In Lincoln, vaccines are also available by appointment or walk-in, at HyVee, WalMart, Sam's Club, Costco, and CVS pharmacies. Vaccines are available at Rely Care pharmacies with appointment. Nebraskans can visit any available pharmacy regardless of jurisdiction.  The pharmacies are:

  • Wells Drug at 113 S. 4th St. in Albion
  • Alliance Community Pharmacy at 2409 Box Butte Ave. in Alliance
  • Ashland Pharmacy Inc. at 1401 Silver St. in Ashland
  • Clabaugh Pharmacy at 501 Court St. in Beatrice
  • Walmart at 1882 Holly St. in Blair
  • Walmart at 510 Linden St. in Chadron
  • Walmart at 818 E. 23rd St. in Columbus
  • Walmart at 1800 E. 29th St. in Crete
  • Emerson Apothecary at 1003 S. Main St. Ste 2 in Emerson
  • Walmart at 2831 Highway 15 in Fairbury
  • Walmart at 3010 E. 23rd St. in Fremont
  • Weaver Pharmacy at 1014 G St. in Geneva

Where can I be tested for COVID 19?
Drive-through testing is available from:

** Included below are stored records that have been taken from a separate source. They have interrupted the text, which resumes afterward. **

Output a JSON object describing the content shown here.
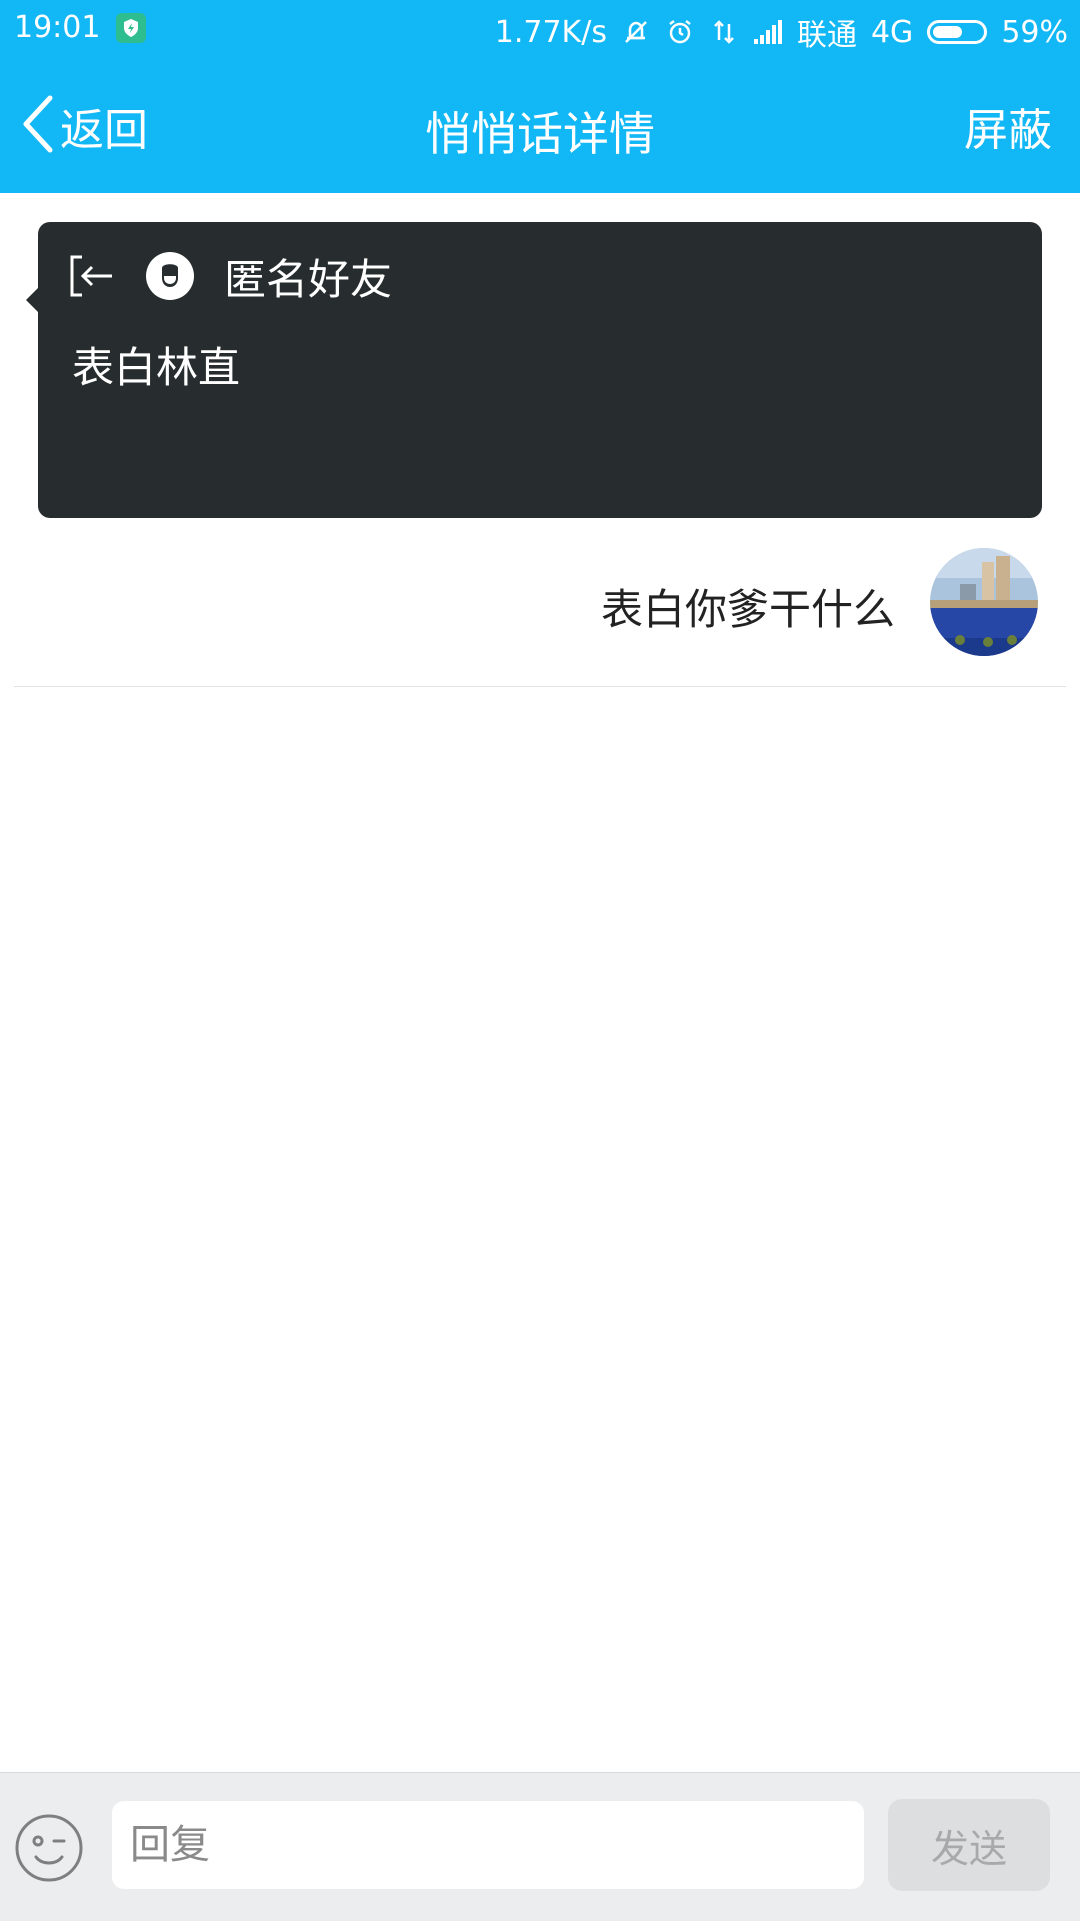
{
  "status_bar": {
    "time": "19:01",
    "net_speed": "1.77K/s",
    "carrier": "联通",
    "network": "4G",
    "battery": "59%",
    "battery_level": 0.59,
    "icons": [
      "shield-icon",
      "mute-bell-icon",
      "alarm-icon",
      "data-transfer-icon",
      "signal-icon",
      "battery-icon"
    ]
  },
  "nav": {
    "back_label": "返回",
    "title": "悄悄话详情",
    "action_label": "屏蔽"
  },
  "whisper": {
    "sender_name": "匿名好友",
    "message": "表白林直"
  },
  "reply": {
    "text": "表白你爹干什么"
  },
  "bottom_bar": {
    "input_placeholder": "回复",
    "send_label": "发送"
  },
  "colors": {
    "header": "#12b7f5",
    "card": "#272d2e",
    "bottom_bar": "#ebedef",
    "send_button": "#dcdee0"
  }
}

  • CHI Health St. Elizabeth: Autumn Ridge Family Medicine, 5000 North 26th St. and Southwest Family Health, 1240 Aries Drive.  Call either site to schedule an appointment: Autumn Ridge, 402-435-5300 and South West Family, 402-420-1300. 
  • Testing is also available without an appointment at the three Bryan Urgent Care locations, 7501 S. 27th St., 5901 N. 27th St. and 4333 S. 86th St. To check wait times, call 402-481-6343.
  • Several pharmacies including CVS, HyVee and Walgreens along with other health care provider offices and urgent care clinics also offer testing. If a person is uninsured or underinsured, they can call the COVID-19 hotline at 402-441-8006 and the health department will connect them to testing resources.

At home tests are available from several sources, but may be in short suppy.

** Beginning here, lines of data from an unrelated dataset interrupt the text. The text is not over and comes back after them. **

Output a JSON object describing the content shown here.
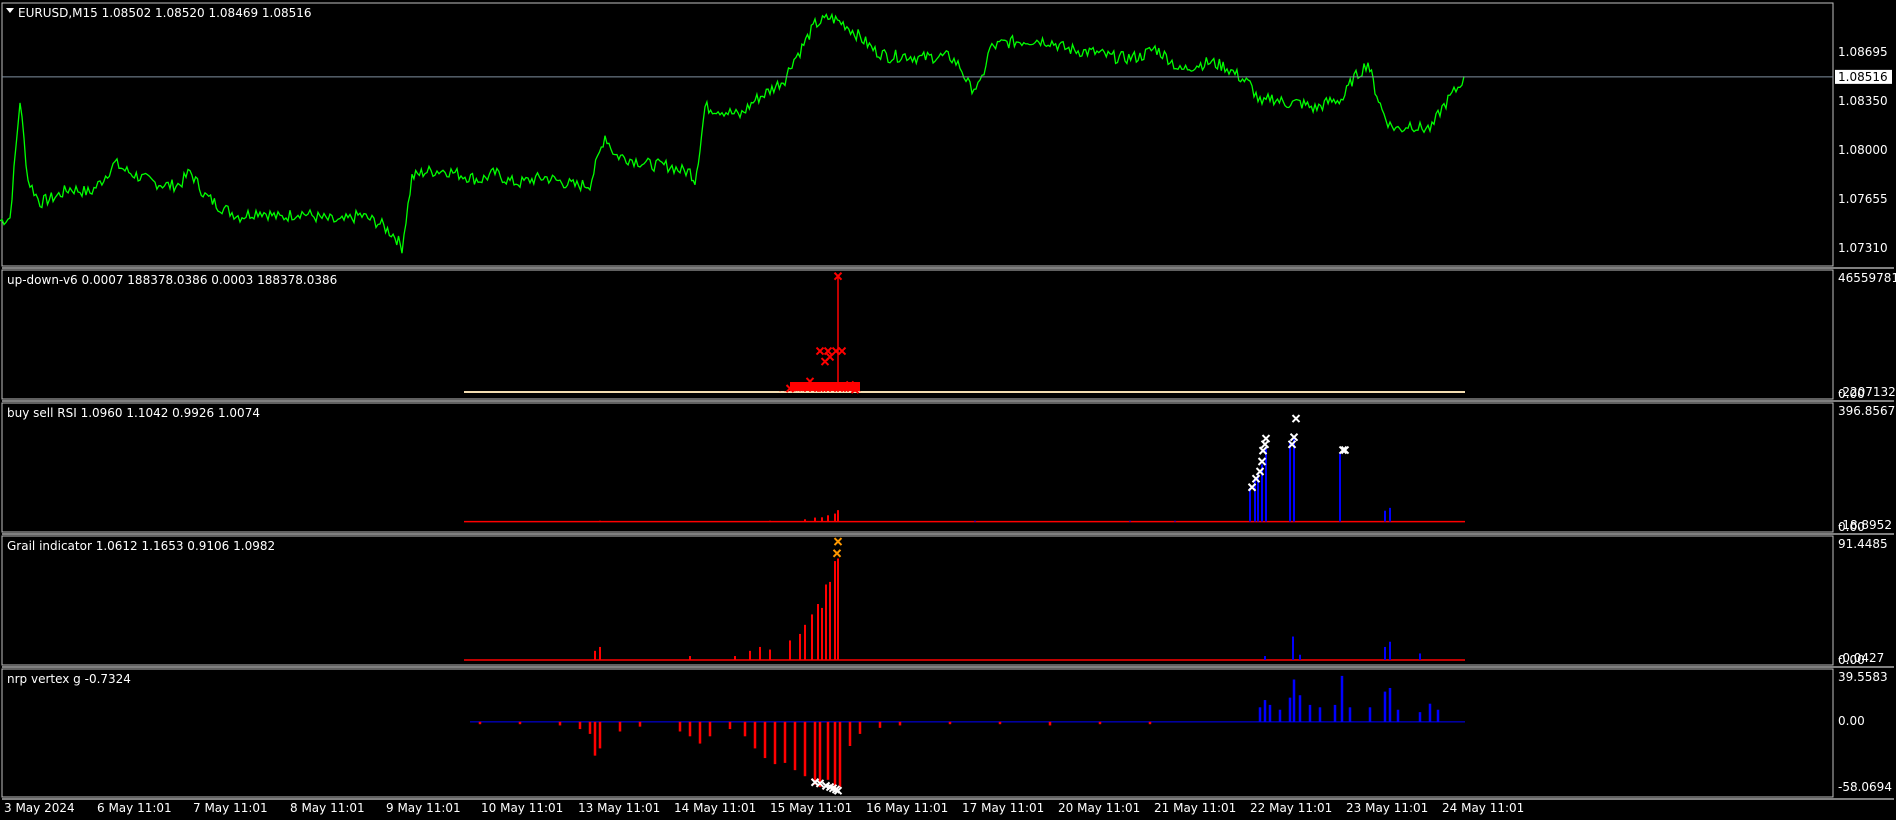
{
  "colors": {
    "background": "#000000",
    "frame": "#c0c0c0",
    "separator": "#808080",
    "price_line": "#00ff00",
    "bid_line": "#7f8fa0",
    "text": "#ffffff",
    "red": "#ff0000",
    "blue": "#0000ff",
    "orange": "#ff9900",
    "white_mark": "#ffffff",
    "baseline": "#f2dcb0"
  },
  "main": {
    "collapse_icon": "triangle-down-icon",
    "header": "EURUSD,M15  1.08502 1.08520 1.08469 1.08516",
    "current_price_tag": "1.08516"
  },
  "x_axis_labels": [
    "3 May 2024",
    "6 May 11:01",
    "7 May 11:01",
    "8 May 11:01",
    "9 May 11:01",
    "10 May 11:01",
    "13 May 11:01",
    "14 May 11:01",
    "15 May 11:01",
    "16 May 11:01",
    "17 May 11:01",
    "20 May 11:01",
    "21 May 11:01",
    "22 May 11:01",
    "23 May 11:01",
    "24 May 11:01"
  ],
  "panes": [
    {
      "id": "main",
      "header": "EURUSD,M15  1.08502 1.08520 1.08469 1.08516",
      "y_labels": [
        "1.08695",
        "1.08350",
        "1.08000",
        "1.07655",
        "1.07310"
      ]
    },
    {
      "id": "updown",
      "header": "up-down-v6 0.0007 188378.0386 0.0003 188378.0386",
      "y_labels": [
        "46559781.",
        "-2207132.4",
        "0.00"
      ]
    },
    {
      "id": "rsi",
      "header": "buy sell RSI 1.0960 1.1042 0.9926 1.0074",
      "y_labels": [
        "396.8567",
        "-18.8952",
        "0.00"
      ]
    },
    {
      "id": "grail",
      "header": "Grail indicator 1.0612 1.1653 0.9106 1.0982",
      "y_labels": [
        "91.4485",
        "-0.0427",
        "0.00"
      ]
    },
    {
      "id": "nrp",
      "header": "nrp vertex g -0.7324",
      "y_labels": [
        "39.5583",
        "0.00",
        "-58.0694"
      ]
    }
  ],
  "chart_data": [
    {
      "type": "line",
      "title": "EURUSD,M15",
      "x": [
        "3 May 2024",
        "6 May 11:01",
        "7 May 11:01",
        "8 May 11:01",
        "9 May 11:01",
        "10 May 11:01",
        "13 May 11:01",
        "14 May 11:01",
        "15 May 11:01",
        "16 May 11:01",
        "17 May 11:01",
        "20 May 11:01",
        "21 May 11:01",
        "22 May 11:01",
        "23 May 11:01",
        "24 May 11:01"
      ],
      "ylim": [
        1.0721,
        1.09
      ],
      "path": [
        [
          0,
          1.0749
        ],
        [
          10,
          1.0751
        ],
        [
          20,
          1.0835
        ],
        [
          28,
          1.0778
        ],
        [
          40,
          1.0762
        ],
        [
          55,
          1.0766
        ],
        [
          70,
          1.0772
        ],
        [
          90,
          1.0769
        ],
        [
          100,
          1.0776
        ],
        [
          115,
          1.079
        ],
        [
          125,
          1.0785
        ],
        [
          140,
          1.078
        ],
        [
          155,
          1.0776
        ],
        [
          170,
          1.0774
        ],
        [
          180,
          1.0775
        ],
        [
          190,
          1.0784
        ],
        [
          205,
          1.0767
        ],
        [
          220,
          1.0759
        ],
        [
          240,
          1.0752
        ],
        [
          260,
          1.0756
        ],
        [
          280,
          1.0751
        ],
        [
          300,
          1.0755
        ],
        [
          320,
          1.0751
        ],
        [
          340,
          1.0748
        ],
        [
          360,
          1.0753
        ],
        [
          380,
          1.0747
        ],
        [
          395,
          1.0738
        ],
        [
          402,
          1.073
        ],
        [
          412,
          1.078
        ],
        [
          425,
          1.0784
        ],
        [
          445,
          1.0785
        ],
        [
          465,
          1.0781
        ],
        [
          480,
          1.0778
        ],
        [
          495,
          1.0783
        ],
        [
          510,
          1.0777
        ],
        [
          520,
          1.0776
        ],
        [
          530,
          1.0778
        ],
        [
          545,
          1.078
        ],
        [
          560,
          1.0777
        ],
        [
          575,
          1.0774
        ],
        [
          590,
          1.0775
        ],
        [
          605,
          1.081
        ],
        [
          615,
          1.0796
        ],
        [
          630,
          1.0793
        ],
        [
          650,
          1.0789
        ],
        [
          670,
          1.0788
        ],
        [
          680,
          1.0785
        ],
        [
          690,
          1.0784
        ],
        [
          695,
          1.0778
        ],
        [
          700,
          1.0801
        ],
        [
          705,
          1.083
        ],
        [
          720,
          1.0828
        ],
        [
          740,
          1.0824
        ],
        [
          755,
          1.0835
        ],
        [
          770,
          1.0842
        ],
        [
          785,
          1.085
        ],
        [
          792,
          1.0862
        ],
        [
          800,
          1.087
        ],
        [
          815,
          1.0889
        ],
        [
          830,
          1.0894
        ],
        [
          845,
          1.0889
        ],
        [
          860,
          1.088
        ],
        [
          875,
          1.087
        ],
        [
          890,
          1.0866
        ],
        [
          905,
          1.0867
        ],
        [
          920,
          1.0865
        ],
        [
          935,
          1.0866
        ],
        [
          950,
          1.0866
        ],
        [
          960,
          1.0859
        ],
        [
          970,
          1.0844
        ],
        [
          980,
          1.0845
        ],
        [
          990,
          1.0872
        ],
        [
          1005,
          1.0876
        ],
        [
          1020,
          1.0877
        ],
        [
          1035,
          1.0878
        ],
        [
          1050,
          1.0877
        ],
        [
          1065,
          1.0872
        ],
        [
          1080,
          1.087
        ],
        [
          1095,
          1.0869
        ],
        [
          1110,
          1.0866
        ],
        [
          1125,
          1.0865
        ],
        [
          1140,
          1.0866
        ],
        [
          1155,
          1.0872
        ],
        [
          1170,
          1.0864
        ],
        [
          1180,
          1.0856
        ],
        [
          1195,
          1.086
        ],
        [
          1210,
          1.0862
        ],
        [
          1225,
          1.0859
        ],
        [
          1235,
          1.0854
        ],
        [
          1250,
          1.0846
        ],
        [
          1262,
          1.0831
        ],
        [
          1270,
          1.0837
        ],
        [
          1285,
          1.0833
        ],
        [
          1300,
          1.0833
        ],
        [
          1315,
          1.0829
        ],
        [
          1330,
          1.0834
        ],
        [
          1343,
          1.0836
        ],
        [
          1352,
          1.0849
        ],
        [
          1360,
          1.0855
        ],
        [
          1368,
          1.0862
        ],
        [
          1375,
          1.0843
        ],
        [
          1382,
          1.0828
        ],
        [
          1390,
          1.0817
        ],
        [
          1400,
          1.0814
        ],
        [
          1410,
          1.0818
        ],
        [
          1420,
          1.0815
        ],
        [
          1432,
          1.0815
        ],
        [
          1440,
          1.0827
        ],
        [
          1450,
          1.0837
        ],
        [
          1458,
          1.0844
        ],
        [
          1464,
          1.0852
        ]
      ],
      "current_price": 1.08516
    },
    {
      "type": "bar",
      "title": "up-down-v6",
      "ylim": [
        -2207132.4,
        46559781
      ],
      "series": [
        {
          "values": [
            [
              780,
              0.25
            ],
            [
              785,
              0.3
            ],
            [
              790,
              0.28
            ],
            [
              795,
              0.35
            ],
            [
              800,
              0.4
            ],
            [
              805,
              1.2
            ],
            [
              810,
              1.0
            ],
            [
              815,
              1.4
            ],
            [
              818,
              1.3
            ],
            [
              820,
              4.3
            ],
            [
              823,
              1.0
            ],
            [
              826,
              1.0
            ],
            [
              830,
              1.6
            ],
            [
              835,
              4.3
            ],
            [
              838,
              99.0
            ],
            [
              842,
              1.2
            ],
            [
              845,
              4.2
            ],
            [
              848,
              0.9
            ],
            [
              852,
              0.6
            ],
            [
              855,
              0.5
            ],
            [
              860,
              0.3
            ]
          ]
        }
      ],
      "markers": [
        [
          838,
          99.0
        ],
        [
          820,
          35.0
        ],
        [
          828,
          35.0
        ],
        [
          836,
          35.0
        ],
        [
          842,
          35.0
        ],
        [
          830,
          30.0
        ],
        [
          825,
          26.0
        ],
        [
          810,
          9.0
        ],
        [
          800,
          4.0
        ],
        [
          790,
          3.0
        ],
        [
          850,
          6.0
        ],
        [
          855,
          2.0
        ]
      ]
    },
    {
      "type": "bar",
      "title": "buy sell RSI",
      "ylim": [
        -18.8952,
        396.8567
      ],
      "series": [
        {
          "name": "red",
          "values": [
            [
              600,
              3.0
            ],
            [
              770,
              3.0
            ],
            [
              805,
              8.0
            ],
            [
              815,
              14.0
            ],
            [
              822,
              15.0
            ],
            [
              828,
              22.0
            ],
            [
              835,
              28.0
            ],
            [
              838,
              40.0
            ]
          ]
        },
        {
          "name": "blue",
          "values": [
            [
              975,
              3.0
            ],
            [
              1130,
              3.0
            ],
            [
              1175,
              3.0
            ],
            [
              1250,
              118.0
            ],
            [
              1255,
              150.0
            ],
            [
              1258,
              170.0
            ],
            [
              1262,
              200.0
            ],
            [
              1266,
              260.0
            ],
            [
              1290,
              280.0
            ],
            [
              1294,
              300.0
            ],
            [
              1340,
              238.0
            ],
            [
              1385,
              38.0
            ],
            [
              1390,
              48.0
            ]
          ]
        }
      ],
      "markers": [
        [
          1252,
          120.0
        ],
        [
          1256,
          150.0
        ],
        [
          1260,
          175.0
        ],
        [
          1262,
          210.0
        ],
        [
          1263,
          248.0
        ],
        [
          1265,
          270.0
        ],
        [
          1266,
          290.0
        ],
        [
          1292,
          270.0
        ],
        [
          1294,
          295.0
        ],
        [
          1296,
          360.0
        ],
        [
          1343,
          250.0
        ],
        [
          1345,
          250.0
        ]
      ]
    },
    {
      "type": "bar",
      "title": "Grail indicator",
      "ylim": [
        -0.0427,
        91.4485
      ],
      "series": [
        {
          "name": "red",
          "values": [
            [
              595,
              7.0
            ],
            [
              600,
              10.0
            ],
            [
              690,
              3.0
            ],
            [
              735,
              3.0
            ],
            [
              750,
              7.0
            ],
            [
              760,
              10.0
            ],
            [
              770,
              8.0
            ],
            [
              790,
              15.0
            ],
            [
              800,
              20.0
            ],
            [
              805,
              27.0
            ],
            [
              812,
              35.0
            ],
            [
              818,
              43.0
            ],
            [
              822,
              40.0
            ],
            [
              826,
              58.0
            ],
            [
              830,
              60.0
            ],
            [
              835,
              76.0
            ],
            [
              838,
              78.0
            ]
          ]
        },
        {
          "name": "blue",
          "values": [
            [
              1265,
              3.0
            ],
            [
              1293,
              18.0
            ],
            [
              1300,
              4.0
            ],
            [
              1385,
              10.0
            ],
            [
              1390,
              14.0
            ],
            [
              1420,
              5.0
            ]
          ]
        }
      ],
      "markers": [
        [
          837,
          82.0
        ],
        [
          838,
          91.0
        ]
      ]
    },
    {
      "type": "bar",
      "title": "nrp vertex g",
      "ylim": [
        -58.0694,
        39.5583
      ],
      "series": [
        {
          "name": "negative",
          "values": [
            [
              480,
              -2.0
            ],
            [
              520,
              -2.0
            ],
            [
              560,
              -3.0
            ],
            [
              580,
              -6.0
            ],
            [
              590,
              -10.0
            ],
            [
              595,
              -28.0
            ],
            [
              600,
              -22.0
            ],
            [
              620,
              -8.0
            ],
            [
              640,
              -4.0
            ],
            [
              680,
              -8.0
            ],
            [
              690,
              -12.0
            ],
            [
              700,
              -18.0
            ],
            [
              710,
              -12.0
            ],
            [
              730,
              -6.0
            ],
            [
              745,
              -12.0
            ],
            [
              755,
              -22.0
            ],
            [
              765,
              -30.0
            ],
            [
              775,
              -35.0
            ],
            [
              785,
              -34.0
            ],
            [
              795,
              -40.0
            ],
            [
              805,
              -45.0
            ],
            [
              815,
              -52.0
            ],
            [
              820,
              -54.0
            ],
            [
              828,
              -48.0
            ],
            [
              835,
              -58.0
            ],
            [
              840,
              -54.0
            ],
            [
              850,
              -20.0
            ],
            [
              860,
              -10.0
            ],
            [
              880,
              -5.0
            ],
            [
              900,
              -3.0
            ],
            [
              950,
              -2.0
            ],
            [
              1000,
              -2.0
            ],
            [
              1050,
              -3.0
            ],
            [
              1100,
              -2.0
            ],
            [
              1150,
              -2.0
            ]
          ]
        },
        {
          "name": "positive",
          "values": [
            [
              1260,
              12.0
            ],
            [
              1265,
              18.0
            ],
            [
              1270,
              14.0
            ],
            [
              1280,
              10.0
            ],
            [
              1290,
              20.0
            ],
            [
              1294,
              35.0
            ],
            [
              1300,
              22.0
            ],
            [
              1310,
              14.0
            ],
            [
              1320,
              12.0
            ],
            [
              1335,
              14.0
            ],
            [
              1342,
              38.0
            ],
            [
              1350,
              12.0
            ],
            [
              1370,
              12.0
            ],
            [
              1385,
              25.0
            ],
            [
              1390,
              28.0
            ],
            [
              1398,
              10.0
            ],
            [
              1420,
              8.0
            ],
            [
              1430,
              15.0
            ],
            [
              1438,
              10.0
            ]
          ]
        }
      ],
      "markers": [
        [
          815,
          -50.0
        ],
        [
          820,
          -51.0
        ],
        [
          826,
          -53.0
        ],
        [
          830,
          -54.0
        ],
        [
          833,
          -55.0
        ],
        [
          836,
          -56.0
        ],
        [
          838,
          -57.0
        ]
      ]
    }
  ]
}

Do we have to continue health measures like wearing masks, social distancing, hand sanitizing, and avoiding crowded and confined spaces after being vaccinated?  
Until community spread drops to very low levels, wearing masks is advised in certain circumstances.  If you are vaccinated and received a booster against COVID-19, you can enjoy the outdoors without wearing a mask or staying 6 feet apart except in crowded areas. Because of the highly transmissible omicron variant, vaccinated people in counties with substantial or high transmission of the infection should still wear masks in confined spaces, crowded outdoor or indoor spaces, and where masks and distancing are required by federal, state, local, tribal, or territorial laws, including local business and workplace guidance.  Healthy people people who are vaccinated and boostered are still protected against severe disease, hospitalization and death. Proper fitting KF94, N95, and KN95  masks continue to be a highly effective tool to prevent COVID-19 spread.

Are we required to get the vaccine?
No, but it is our best chance at returning to our lives by keeping ourselves, our loved ones, our community, and our economy safe and healthy.  However, employers may require employees to get vaccinated, similar to how many healthcare facilities may require their employees to be vaccinated for Hepatitis B or Influenza.

When might we expect to go “back to normal”?
Once we achieve "herd immunity" (meaning over 85% of our population is vaccinated and boostered) and community spread drops to very low levels, then we will be able to get back to our lives in a "new normal".